The PJ Tatler

Gibbs: If White House Doesn't Fix Obamacare Today, 'Huge Number' of Dems Will Back GOP Fix

Former White House press secretary Robert Gibbs said that his old boss either needs to announce a fix or support a Senate bill to rectify Obamacare’s problems or there will be “huge” Democratic support for a GOP bill in the House tomorrow.

The House Rules Committee has a 3 p.m. meeting today to advance the Keep Your Health Plan Act of 2013, sponsored by House Energy and Commerce Committee Chairman Fred Upton (R-Mich.).

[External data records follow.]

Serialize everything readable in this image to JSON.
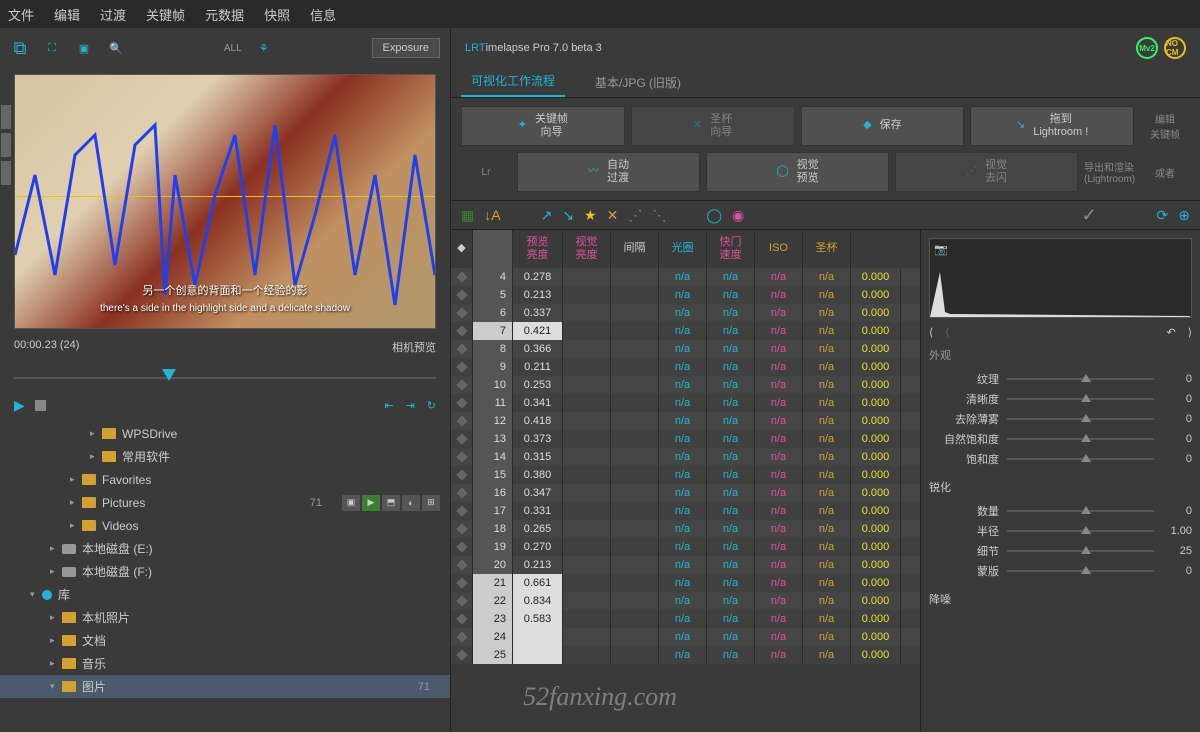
{
  "menu": [
    "文件",
    "编辑",
    "过渡",
    "关键帧",
    "元数据",
    "快照",
    "信息"
  ],
  "toolbar": {
    "all": "ALL",
    "exposure": "Exposure"
  },
  "preview": {
    "sub1": "另一个创意的背面和一个经验的影",
    "sub2": "there's a side in the highlight side and a delicate shadow",
    "timecode": "00:00.23 (24)",
    "cam_preview": "相机预览"
  },
  "tree": [
    {
      "indent": 90,
      "arrow": "▸",
      "icon": "folder",
      "label": "WPSDrive"
    },
    {
      "indent": 90,
      "arrow": "▸",
      "icon": "folder",
      "label": "常用软件"
    },
    {
      "indent": 70,
      "arrow": "▸",
      "icon": "folder",
      "label": "Favorites"
    },
    {
      "indent": 70,
      "arrow": "▸",
      "icon": "folder",
      "label": "Pictures",
      "count": "71",
      "badges": true
    },
    {
      "indent": 70,
      "arrow": "▸",
      "icon": "folder",
      "label": "Videos"
    },
    {
      "indent": 50,
      "arrow": "▸",
      "icon": "disk",
      "label": "本地磁盘 (E:)"
    },
    {
      "indent": 50,
      "arrow": "▸",
      "icon": "disk",
      "label": "本地磁盘 (F:)"
    },
    {
      "indent": 30,
      "arrow": "▾",
      "icon": "lib",
      "label": "库"
    },
    {
      "indent": 50,
      "arrow": "▸",
      "icon": "folder",
      "label": "本机照片"
    },
    {
      "indent": 50,
      "arrow": "▸",
      "icon": "folder",
      "label": "文档"
    },
    {
      "indent": 50,
      "arrow": "▸",
      "icon": "folder",
      "label": "音乐"
    },
    {
      "indent": 50,
      "arrow": "▾",
      "icon": "folder",
      "label": "图片",
      "count": "71",
      "sel": true
    }
  ],
  "appTitle": {
    "pre": "LRT",
    "rest": "imelapse Pro 7.0 beta 3"
  },
  "titleBadges": [
    {
      "t": "Mv2",
      "c": "#3aef6a"
    },
    {
      "t": "NO CM",
      "c": "#e8c020"
    }
  ],
  "tabs": [
    {
      "label": "可视化工作流程",
      "active": true
    },
    {
      "label": "基本/JPG (旧版)"
    }
  ],
  "workflow": {
    "row1": [
      {
        "icon": "✦",
        "label": "关键帧\n向导",
        "cls": ""
      },
      {
        "icon": "✕",
        "label": "圣杯\n向导",
        "cls": "disabled"
      },
      {
        "icon": "◆",
        "label": "保存",
        "cls": ""
      },
      {
        "icon": "↘",
        "label": "拖到\nLightroom !",
        "cls": ""
      }
    ],
    "row1_end": "编辑\n关键帧",
    "lr": "Lr",
    "row2": [
      {
        "icon": "〰",
        "label": "自动\n过渡",
        "cls": ""
      },
      {
        "icon": "◯",
        "label": "视觉\n预览",
        "cls": ""
      },
      {
        "icon": "⋰",
        "label": "视觉\n去闪",
        "cls": "disabled"
      }
    ],
    "row2_end": "导出和渲染\n(Lightroom)",
    "row2_or": "或者"
  },
  "tableHead": [
    {
      "t": "◆",
      "cls": "c0"
    },
    {
      "t": "",
      "cls": "c1"
    },
    {
      "t": "预览\n亮度",
      "cls": "c2",
      "color": "#e050a0"
    },
    {
      "t": "视觉\n亮度",
      "cls": "c3",
      "color": "#e050a0"
    },
    {
      "t": "间隔",
      "cls": "c4"
    },
    {
      "t": "光圈",
      "cls": "c5",
      "color": "#1fb5d8"
    },
    {
      "t": "快门\n速度",
      "cls": "c6",
      "color": "#e050a0"
    },
    {
      "t": "ISO",
      "cls": "c7",
      "color": "#d4a030"
    },
    {
      "t": "圣杯",
      "cls": "c8",
      "color": "#d4a030"
    }
  ],
  "rows": [
    {
      "n": 4,
      "v": "0.278"
    },
    {
      "n": 5,
      "v": "0.213"
    },
    {
      "n": 6,
      "v": "0.337"
    },
    {
      "n": 7,
      "v": "0.421",
      "hl": true
    },
    {
      "n": 8,
      "v": "0.366"
    },
    {
      "n": 9,
      "v": "0.211"
    },
    {
      "n": 10,
      "v": "0.253"
    },
    {
      "n": 11,
      "v": "0.341"
    },
    {
      "n": 12,
      "v": "0.418"
    },
    {
      "n": 13,
      "v": "0.373"
    },
    {
      "n": 14,
      "v": "0.315"
    },
    {
      "n": 15,
      "v": "0.380"
    },
    {
      "n": 16,
      "v": "0.347"
    },
    {
      "n": 17,
      "v": "0.331"
    },
    {
      "n": 18,
      "v": "0.265"
    },
    {
      "n": 19,
      "v": "0.270"
    },
    {
      "n": 20,
      "v": "0.213"
    },
    {
      "n": 21,
      "v": "0.661",
      "hl": true
    },
    {
      "n": 22,
      "v": "0.834",
      "hl": true
    },
    {
      "n": 23,
      "v": "0.583",
      "hl": true
    },
    {
      "n": 24,
      "v": "",
      "hl": true
    },
    {
      "n": 25,
      "v": "",
      "hl": true
    }
  ],
  "na": "n/a",
  "zero": "0.000",
  "props": {
    "section1": "外观",
    "sliders1": [
      {
        "l": "纹理",
        "v": "0"
      },
      {
        "l": "清晰度",
        "v": "0"
      },
      {
        "l": "去除薄雾",
        "v": "0"
      },
      {
        "l": "自然饱和度",
        "v": "0"
      },
      {
        "l": "饱和度",
        "v": "0"
      }
    ],
    "section2": "锐化",
    "sliders2": [
      {
        "l": "数量",
        "v": "0"
      },
      {
        "l": "半径",
        "v": "1.00"
      },
      {
        "l": "细节",
        "v": "25"
      },
      {
        "l": "蒙版",
        "v": "0"
      }
    ],
    "section3": "降噪"
  },
  "watermark": "52fanxing.com"
}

On the Senate side, support has been growing for Sen. Mary Landrieu’s (D-La.) bill to allow people to keep their healthcare plans. “This bill provides a simple fix to a complex problem,” said co-sponsor Sen. Dianne Feinstein (D-Calif.). “This bill will extend the grandfather date for individual insurance plans so that individuals who have insurance policies they like can keep them indefinitely, unless the individual chooses another plan or the insurer stops providing health insurance in the individual market.”

Gibbs said on MSNBC that people need to “remember it’s a policy problem, not communication problem.”

“Either the White House announces a legislative or administrative fix, and I think that’s probably hard or supports either — probably comes out and support of something like the Landrieu bill in the Senate,” he said.

One of those things “has to happen,” he stressed, or “you’ll see huge numbers of Democrats come out in support of the Upton bill, even if they don’t absolutely believe that that’s this — what solves the problem, that’s what people think will solve the problem.”

The White House just updated the daily schedule to add a statement from President Obama in the press room at 11:35 a.m.

Pennsylvania Rep. Mike Doyle (D) said he told the White House yesterday “members of Congress aren’t judged by administrative fixes, they’re judged by their voting record.”

“And people wanna be on the record that we made a commitment to the American people that they could keep their insurance if they like it, and we wanna fix that,” Doyle added.

Gibbs said he still thinks “the huge 98 percent of this problem is the website.”

“There’s basically 6.9 million people with a month less, in terms of that window that have to go, that’s gonna put tremendous strain on the website,” he said. “The website is a giant mess, to begin with. And it’s got to be fixed. The good news for the administration is — in the figures they released yesterday, 846,000 people completed an application, covering 1.5 million people. Right? They haven’t yet selected an insurance plan. The 106,000 people have selected an insurance plan.”

“So there’s demand for this. There’s curiosity. There’s demand for health care, that’s not surprising. We had tens of millions of people without health care. The question now is, is there a vehicle.”

“It’s not surprising that the numbers are 100,000 at this point. I mean, people have been told the website’s not working properly,” Doyle said. “Three — three times as many sign-ups in the state exchanges as in the federal exchange. But the bottom line is this, once that website starts to function, as we intend it to function, I — I agree with Robert, I think, a lot of this starts to go away.”